(Saved data entries)
══════════════════════════════

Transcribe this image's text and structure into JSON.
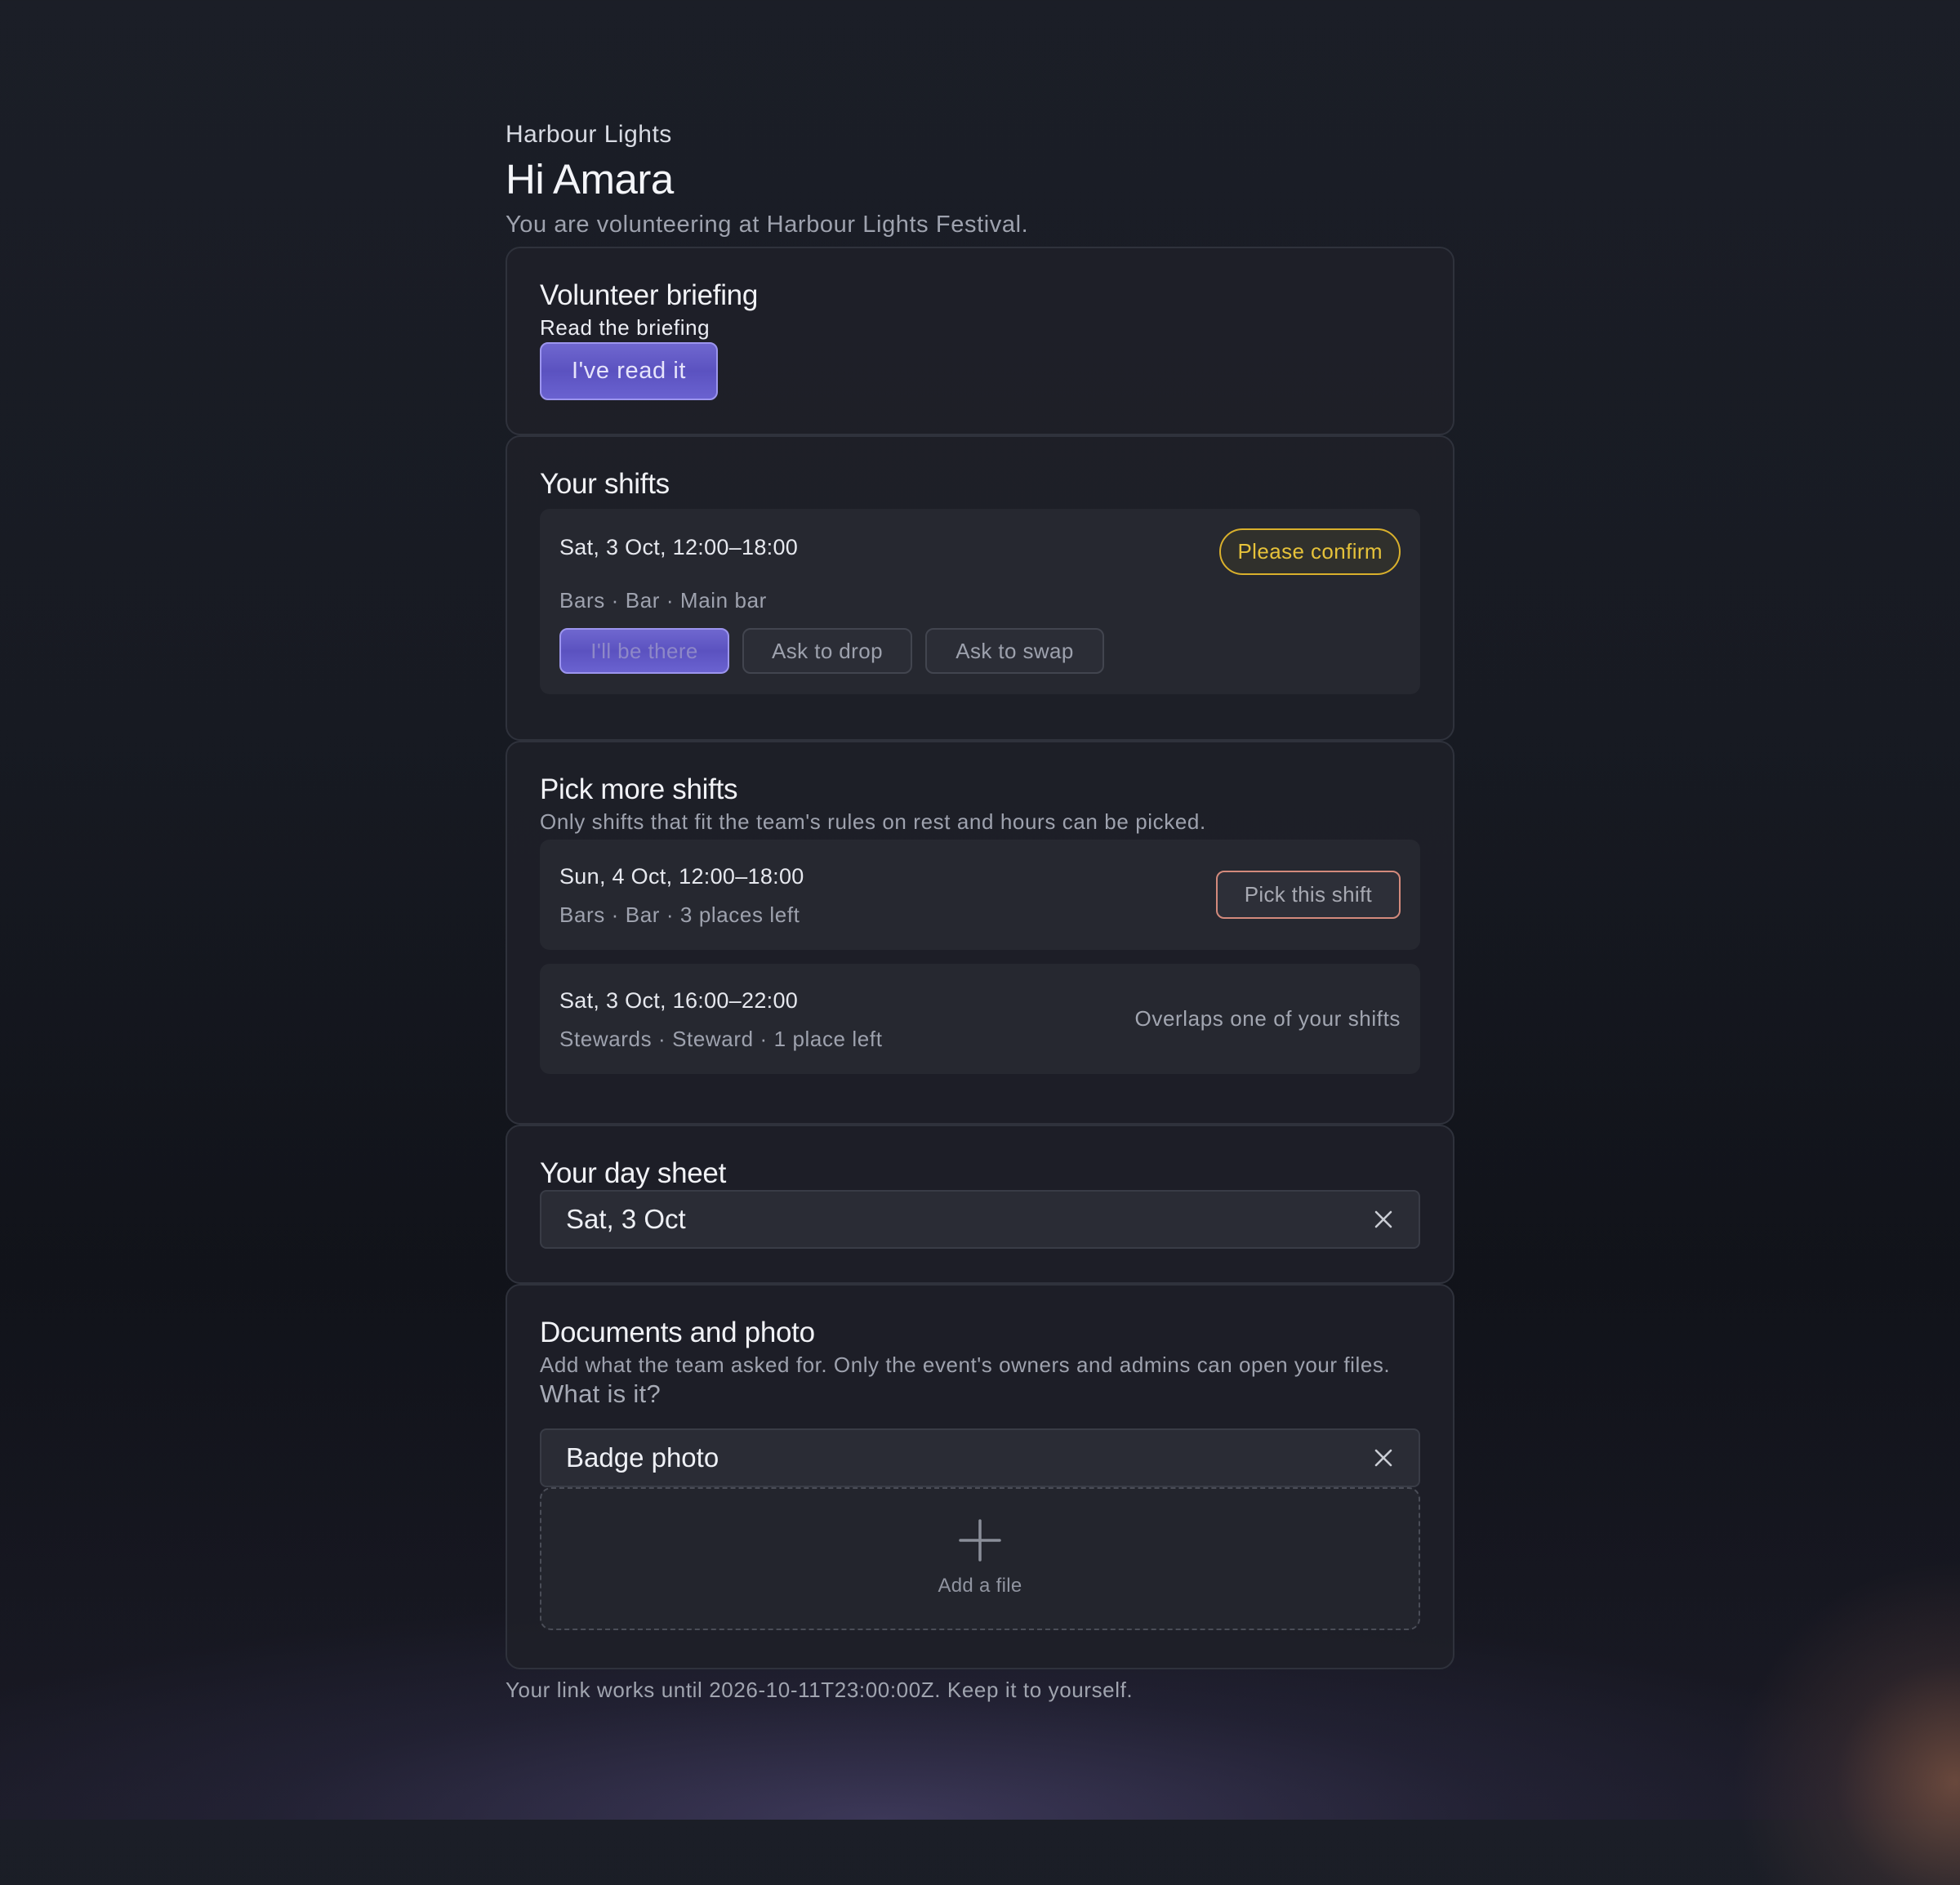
{
  "header": {
    "org": "Harbour Lights",
    "greeting": "Hi Amara",
    "subtitle": "You are volunteering at Harbour Lights Festival."
  },
  "briefing": {
    "title": "Volunteer briefing",
    "link": "Read the briefing",
    "button": "I've read it"
  },
  "shifts": {
    "title": "Your shifts",
    "items": [
      {
        "date": "Sat, 3 Oct, 12:00–18:00",
        "status": "Please confirm",
        "meta": "Bars · Bar · Main bar",
        "actions": [
          "I'll be there",
          "Ask to drop",
          "Ask to swap"
        ]
      }
    ]
  },
  "pick": {
    "title": "Pick more shifts",
    "hint": "Only shifts that fit the team's rules on rest and hours can be picked.",
    "items": [
      {
        "date": "Sun, 4 Oct, 12:00–18:00",
        "meta": "Bars · Bar · 3 places left",
        "action": "Pick this shift"
      },
      {
        "date": "Sat, 3 Oct, 16:00–22:00",
        "meta": "Stewards · Steward · 1 place left",
        "note": "Overlaps one of your shifts"
      }
    ]
  },
  "day_sheet": {
    "title": "Your day sheet",
    "selected": "Sat, 3 Oct"
  },
  "documents": {
    "title": "Documents and photo",
    "hint": "Add what the team asked for. Only the event's owners and admins can open your files.",
    "question": "What is it?",
    "selected": "Badge photo",
    "add_label": "Add a file"
  },
  "footer": "Your link works until 2026-10-11T23:00:00Z. Keep it to yourself.",
  "colors": {
    "accent": "#6f67cf",
    "warning": "#d9b02c",
    "pick_border": "#d38a7c"
  },
  "icons": {
    "clear": "close-icon",
    "add": "plus-icon"
  }
}
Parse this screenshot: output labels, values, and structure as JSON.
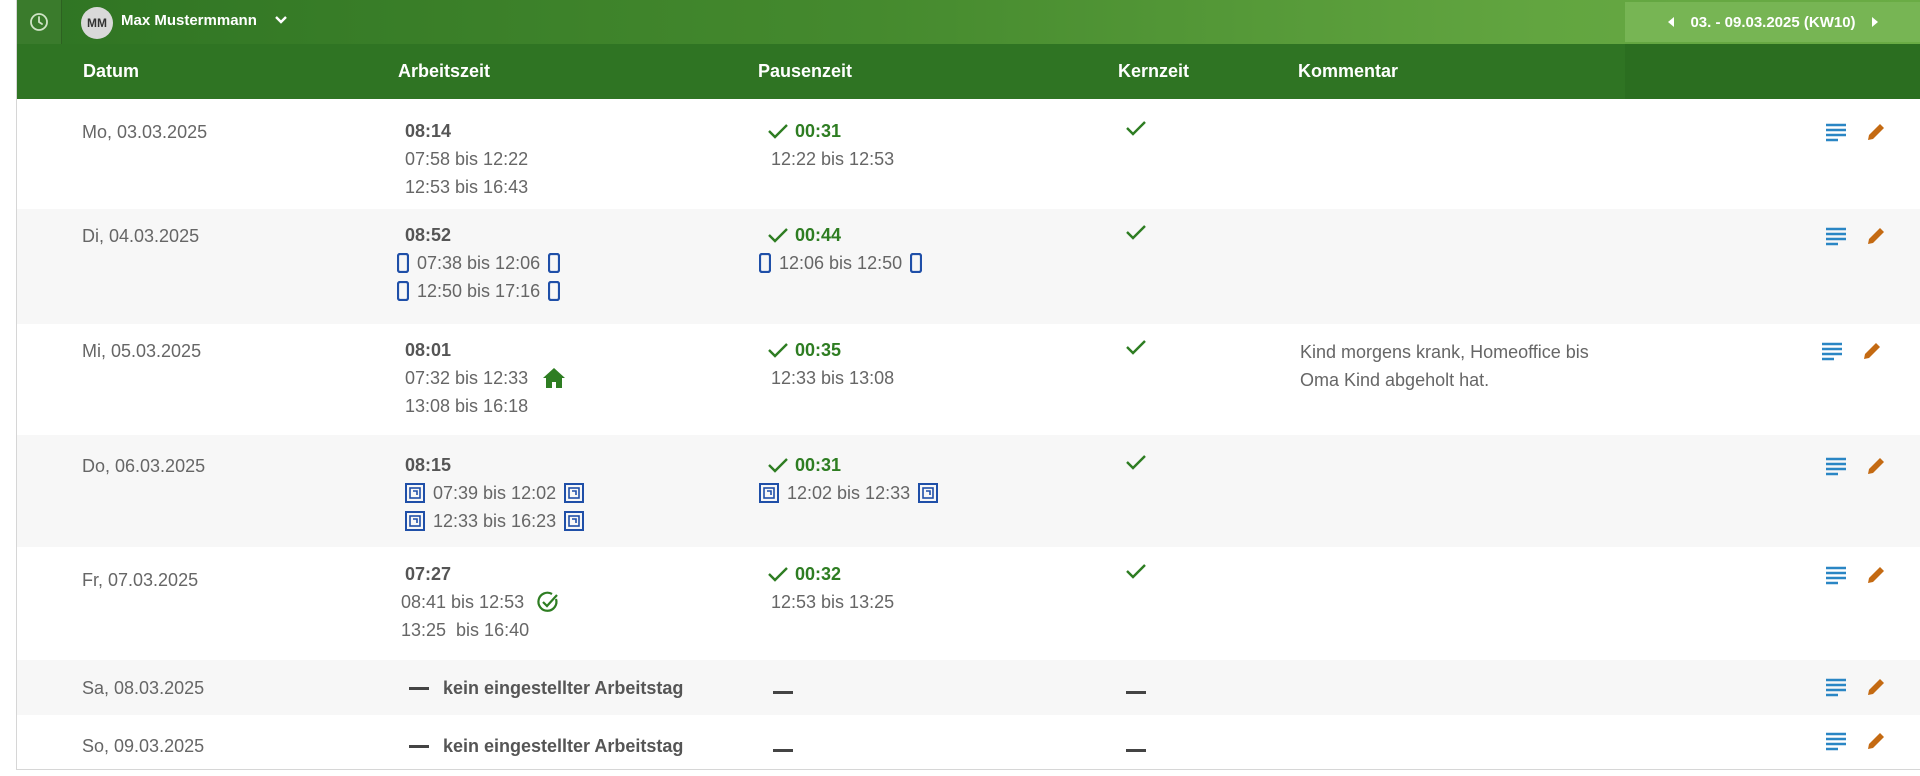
{
  "topbar": {
    "avatar_initials": "MM",
    "user_name": "Max Mustermmann",
    "week_label": "03. - 09.03.2025 (KW10)"
  },
  "columns": {
    "datum": "Datum",
    "arbeitszeit": "Arbeitszeit",
    "pausenzeit": "Pausenzeit",
    "kernzeit": "Kernzeit",
    "kommentar": "Kommentar"
  },
  "rows": [
    {
      "date": "Mo, 03.03.2025",
      "work_total": "08:14",
      "work_lines": [
        "07:58 bis 12:22",
        "12:53 bis 16:43"
      ],
      "pause_total": "00:31",
      "pause_line": "12:22 bis 12:53",
      "comment": ""
    },
    {
      "date": "Di, 04.03.2025",
      "work_total": "08:52",
      "work_lines": [
        "07:38 bis 12:06",
        "12:50 bis 17:16"
      ],
      "pause_total": "00:44",
      "pause_line": "12:06 bis 12:50",
      "comment": ""
    },
    {
      "date": "Mi, 05.03.2025",
      "work_total": "08:01",
      "work_lines": [
        "07:32 bis 12:33",
        "13:08 bis 16:18"
      ],
      "pause_total": "00:35",
      "pause_line": "12:33 bis 13:08",
      "comment": "Kind morgens krank, Homeoffice bis Oma Kind abgeholt hat."
    },
    {
      "date": "Do, 06.03.2025",
      "work_total": "08:15",
      "work_lines": [
        "07:39 bis 12:02",
        "12:33 bis 16:23"
      ],
      "pause_total": "00:31",
      "pause_line": "12:02 bis 12:33",
      "comment": ""
    },
    {
      "date": "Fr, 07.03.2025",
      "work_total": "07:27",
      "work_lines": [
        "08:41 bis 12:53",
        "13:25  bis 16:40"
      ],
      "pause_total": "00:32",
      "pause_line": "12:53 bis 13:25",
      "comment": ""
    },
    {
      "date": "Sa, 08.03.2025",
      "work_text": "kein eingestellter Arbeitstag"
    },
    {
      "date": "So, 09.03.2025",
      "work_text": "kein eingestellter Arbeitstag"
    }
  ],
  "colors": {
    "primary_green": "#2f7423",
    "accent_green": "#77b554",
    "check_green": "#2e7d22",
    "mobile_blue": "#1f4fa8",
    "detail_icon_blue": "#2a86c4",
    "edit_icon_orange": "#c46a12"
  },
  "icons": {
    "clock": "clock-icon",
    "chevron": "chevron-down-icon",
    "prev": "caret-left-icon",
    "next": "caret-right-icon",
    "check": "check-icon",
    "mobile": "mobile-icon",
    "terminal": "terminal-icon",
    "home": "home-icon",
    "approved": "check-circle-icon",
    "details": "details-icon",
    "edit": "pencil-icon"
  }
}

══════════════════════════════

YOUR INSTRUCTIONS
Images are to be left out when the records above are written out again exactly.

SOLUTION FOR THIS EXERCISE
Transcribe this image's text and structure into JSON.
{
  "header": {
    "org": "Harbour Lights",
    "greeting": "Hi Amara",
    "subtitle": "You are volunteering at Harbour Lights Festival."
  },
  "briefing": {
    "title": "Volunteer briefing",
    "link": "Read the briefing",
    "button": "I've read it"
  },
  "shifts": {
    "title": "Your shifts",
    "items": [
      {
        "date": "Sat, 3 Oct, 12:00–18:00",
        "status": "Please confirm",
        "meta": "Bars · Bar · Main bar",
        "actions": [
          "I'll be there",
          "Ask to drop",
          "Ask to swap"
        ]
      }
    ]
  },
  "pick": {
    "title": "Pick more shifts",
    "hint": "Only shifts that fit the team's rules on rest and hours can be picked.",
    "items": [
      {
        "date": "Sun, 4 Oct, 12:00–18:00",
        "meta": "Bars · Bar · 3 places left",
        "action": "Pick this shift"
      },
      {
        "date": "Sat, 3 Oct, 16:00–22:00",
        "meta": "Stewards · Steward · 1 place left",
        "note": "Overlaps one of your shifts"
      }
    ]
  },
  "day_sheet": {
    "title": "Your day sheet",
    "selected": "Sat, 3 Oct"
  },
  "documents": {
    "title": "Documents and photo",
    "hint": "Add what the team asked for. Only the event's owners and admins can open your files.",
    "question": "What is it?",
    "selected": "Badge photo",
    "add_label": "Add a file"
  },
  "footer": "Your link works until 2026-10-11T23:00:00Z. Keep it to yourself.",
  "colors": {
    "accent": "#6f67cf",
    "warning": "#d9b02c",
    "pick_border": "#d38a7c"
  },
  "icons": {
    "clear": "close-icon",
    "add": "plus-icon"
  }
}
Parse this screenshot: output labels, values, and structure as JSON.
{
  "topbar": {
    "avatar_initials": "MM",
    "user_name": "Max Mustermmann",
    "week_label": "03. - 09.03.2025 (KW10)"
  },
  "columns": {
    "datum": "Datum",
    "arbeitszeit": "Arbeitszeit",
    "pausenzeit": "Pausenzeit",
    "kernzeit": "Kernzeit",
    "kommentar": "Kommentar"
  },
  "rows": [
    {
      "date": "Mo, 03.03.2025",
      "work_total": "08:14",
      "work_lines": [
        "07:58 bis 12:22",
        "12:53 bis 16:43"
      ],
      "pause_total": "00:31",
      "pause_line": "12:22 bis 12:53",
      "comment": ""
    },
    {
      "date": "Di, 04.03.2025",
      "work_total": "08:52",
      "work_lines": [
        "07:38 bis 12:06",
        "12:50 bis 17:16"
      ],
      "pause_total": "00:44",
      "pause_line": "12:06 bis 12:50",
      "comment": ""
    },
    {
      "date": "Mi, 05.03.2025",
      "work_total": "08:01",
      "work_lines": [
        "07:32 bis 12:33",
        "13:08 bis 16:18"
      ],
      "pause_total": "00:35",
      "pause_line": "12:33 bis 13:08",
      "comment": "Kind morgens krank, Homeoffice bis Oma Kind abgeholt hat."
    },
    {
      "date": "Do, 06.03.2025",
      "work_total": "08:15",
      "work_lines": [
        "07:39 bis 12:02",
        "12:33 bis 16:23"
      ],
      "pause_total": "00:31",
      "pause_line": "12:02 bis 12:33",
      "comment": ""
    },
    {
      "date": "Fr, 07.03.2025",
      "work_total": "07:27",
      "work_lines": [
        "08:41 bis 12:53",
        "13:25  bis 16:40"
      ],
      "pause_total": "00:32",
      "pause_line": "12:53 bis 13:25",
      "comment": ""
    },
    {
      "date": "Sa, 08.03.2025",
      "work_text": "kein eingestellter Arbeitstag"
    },
    {
      "date": "So, 09.03.2025",
      "work_text": "kein eingestellter Arbeitstag"
    }
  ],
  "colors": {
    "primary_green": "#2f7423",
    "accent_green": "#77b554",
    "check_green": "#2e7d22",
    "mobile_blue": "#1f4fa8",
    "detail_icon_blue": "#2a86c4",
    "edit_icon_orange": "#c46a12"
  },
  "icons": {
    "clock": "clock-icon",
    "chevron": "chevron-down-icon",
    "prev": "caret-left-icon",
    "next": "caret-right-icon",
    "check": "check-icon",
    "mobile": "mobile-icon",
    "terminal": "terminal-icon",
    "home": "home-icon",
    "approved": "check-circle-icon",
    "details": "details-icon",
    "edit": "pencil-icon"
  }
}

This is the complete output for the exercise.